- Henry Hazlitt, Time will run Back (1951)
- Ayn Rand, "Galt's Gulch" in Atlas Shrugged (1957)
And more recently:
- Robert Nozick's "A Framework for Utopia” (1974)
- Chandran Kukathas, “Liberal Archipelago” (2003)
“What we lack is a Liberal Utopia” - to win back the Zombies
“(S)o long as the people who over longer periods determine public opinion continue to be attracted by the ideals of socialism, the trend will continue. If we are to avoid such a development, we must be able to offer a new liberal program which appeals to the imagination. We must make the building of a free society once more an intellectual adventure, a deed of courage. What we lack is a liberal Utopia, a program which seems neither a mere defense of things as they are nor a diluted kind of socialism, but a truly liberal radicalism which does not spare the susceptibilities of the mighty (including the trade unions), which is not too severely practical, and which does not conﬁne itself to what appears today as politically possible. We need intellectual leaders who are willing to work for an ideal, however small may be the prospects of its early realization. They must be men who are willing to stick to principles and to ﬁght for their full realization, however remote. The practical compromises they must leave to the politicians. Free trade and freedom of opportunity are ideals which still may arouse the imaginations of large numbers, but a mere "reasonable freedom of trade" or a mere "relaxation of controls" is neither intellectually respectable nor likely to inspire any enthusiasm.”

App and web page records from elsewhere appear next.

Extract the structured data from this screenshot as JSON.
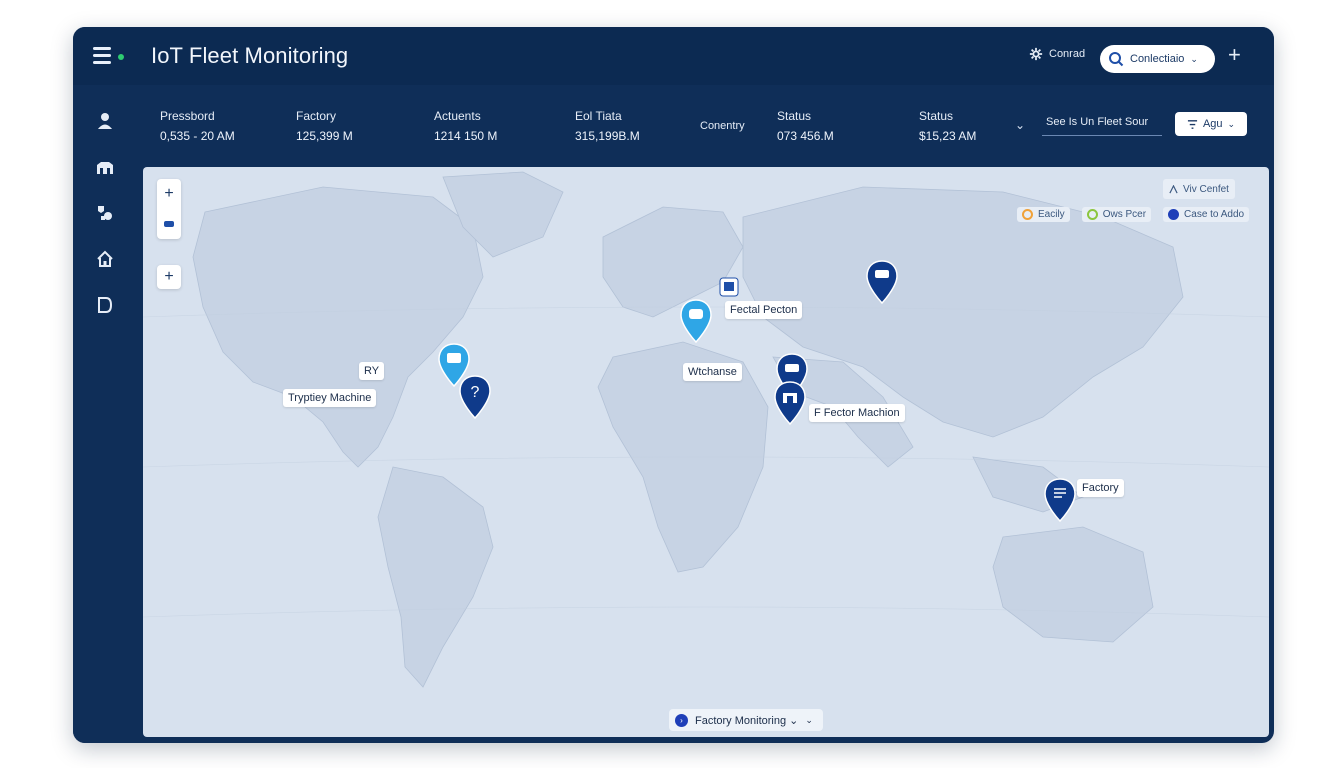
{
  "header": {
    "title": "IoT Fleet Monitoring",
    "settings_label": "Conrad",
    "pill_label": "Conlectiaio",
    "add_label": "+"
  },
  "sidebar": {
    "items": [
      {
        "icon": "user-icon"
      },
      {
        "icon": "factory-icon"
      },
      {
        "icon": "devices-icon"
      },
      {
        "icon": "home-icon"
      },
      {
        "icon": "document-icon"
      }
    ]
  },
  "stats": [
    {
      "label": "Pressbord",
      "value": "0,535 - 20 AM"
    },
    {
      "label": "Factory",
      "value": "125,399 M"
    },
    {
      "label": "Actuents",
      "value": "1214 150 M"
    },
    {
      "label": "Eol Tiata",
      "value": "315,199B.M"
    },
    {
      "label": "Conentry",
      "value": ""
    },
    {
      "label": "Status",
      "value": "073 456.M"
    },
    {
      "label": "Status",
      "value": "$15,23 AM"
    }
  ],
  "stats_controls": {
    "chevron": "⌄",
    "search_placeholder": "See Is Un Fleet Sour",
    "filter_label": "Agu"
  },
  "map": {
    "zoom_in": "+",
    "zoom_plus2": "+",
    "view_toggle": "Viv Cenfet",
    "legend": [
      {
        "label": "Eacily",
        "color": "#f0a23a"
      },
      {
        "label": "Ows Pcer",
        "color": "#8cc63f"
      },
      {
        "label": "Case to Addo",
        "color": "#1f3fb8"
      }
    ],
    "labels": {
      "tryptiey_machine": "Tryptiey Machine",
      "small_tag": "RY",
      "fectal_pecton": "Fectal Pecton",
      "wtchanse": "Wtchanse",
      "factor_machion": "F Fector Machion",
      "factory": "Factory"
    },
    "bottom_dropdown": "Factory Monitoring ⌄"
  }
}
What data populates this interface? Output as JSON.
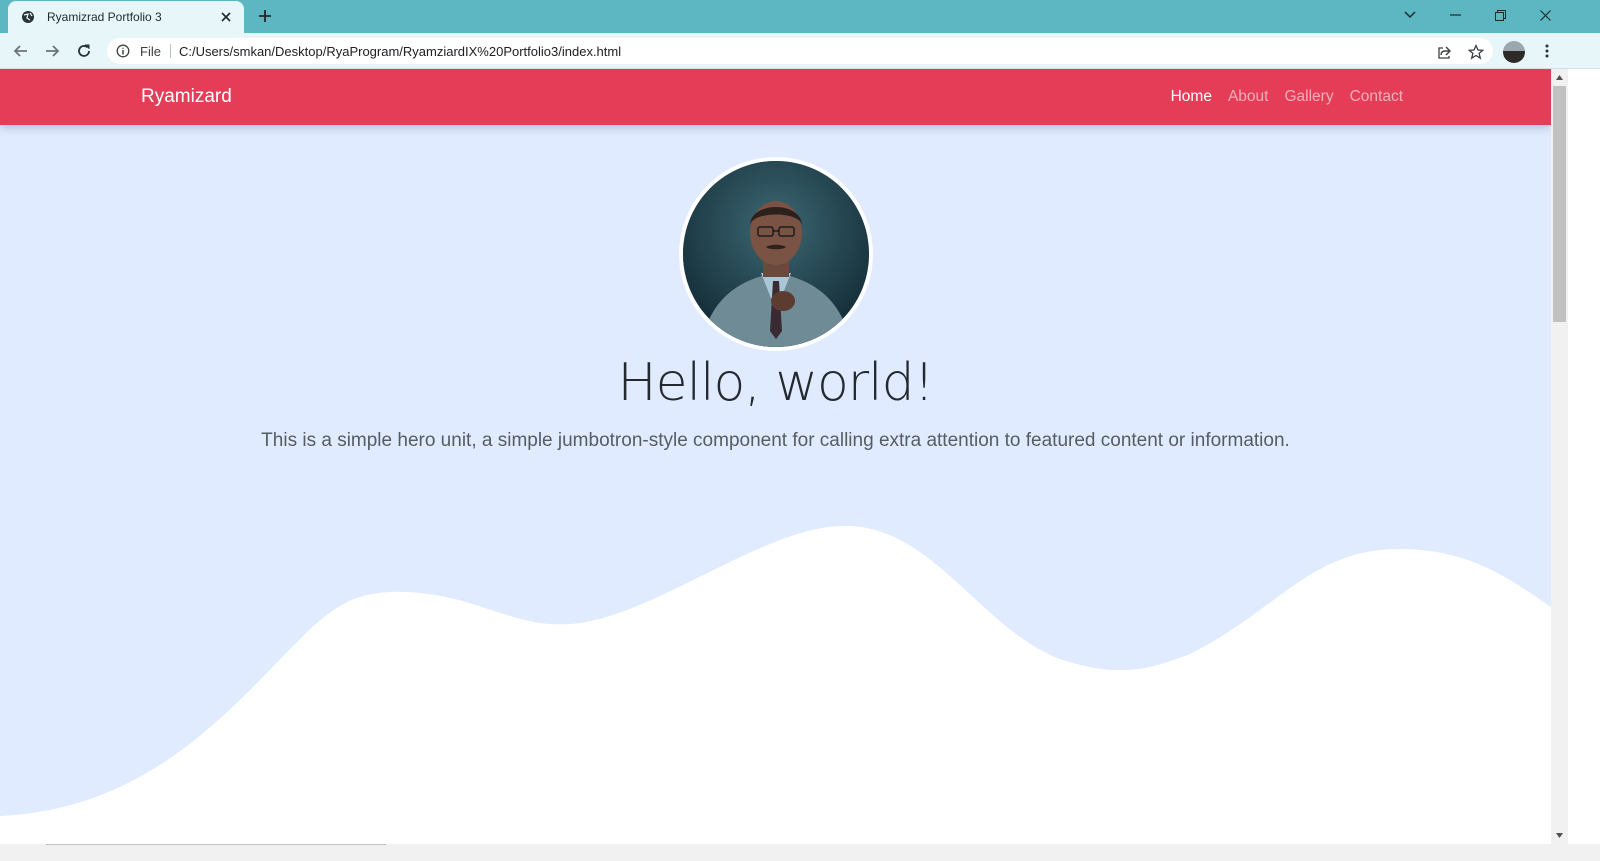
{
  "browser": {
    "tab_title": "Ryamizrad Portfolio 3",
    "url_scheme": "File",
    "url": "C:/Users/smkan/Desktop/RyaProgram/RyamziardIX%20Portfolio3/index.html"
  },
  "navbar": {
    "brand": "Ryamizard",
    "links": [
      {
        "label": "Home",
        "active": true
      },
      {
        "label": "About",
        "active": false
      },
      {
        "label": "Gallery",
        "active": false
      },
      {
        "label": "Contact",
        "active": false
      }
    ]
  },
  "hero": {
    "title": "Hello, world!",
    "lead": "This is a simple hero unit, a simple jumbotron-style component for calling extra attention to featured content or information."
  },
  "colors": {
    "chrome": "#5cb7c2",
    "navbar": "#e53d57",
    "hero_bg": "#e0ebff",
    "wave": "#ffffff"
  }
}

“We need the Courage to be Utopian”
“The main lesson which the true liberal must learn from the success of the socialists is that it was their courage to be Utopian which gained them the support of the intellectuals and therefore an inﬂuence on public opinion which is daily making possible what only recently seemed utterly remote. Those who have concerned themselves exclusively with what seemed practicable in the existing state of opinion have constantly found that even this had rapidly become politically impossible as the result of changes in a public opinion which they have done nothing to guide. Unless we can make the philosophic foundations of a free society once more a living intellectual issue, and its implementation a task which challenges the ingenuity and imagination of our liveliest minds, the prospects of freedom are indeed dark.
But if we can regain that belief in the power of ideas which was the mark of liberalism at its best, the battle is not lost. The intellectual revival of liberalism is already underway in many parts of the world. Will it be in time?”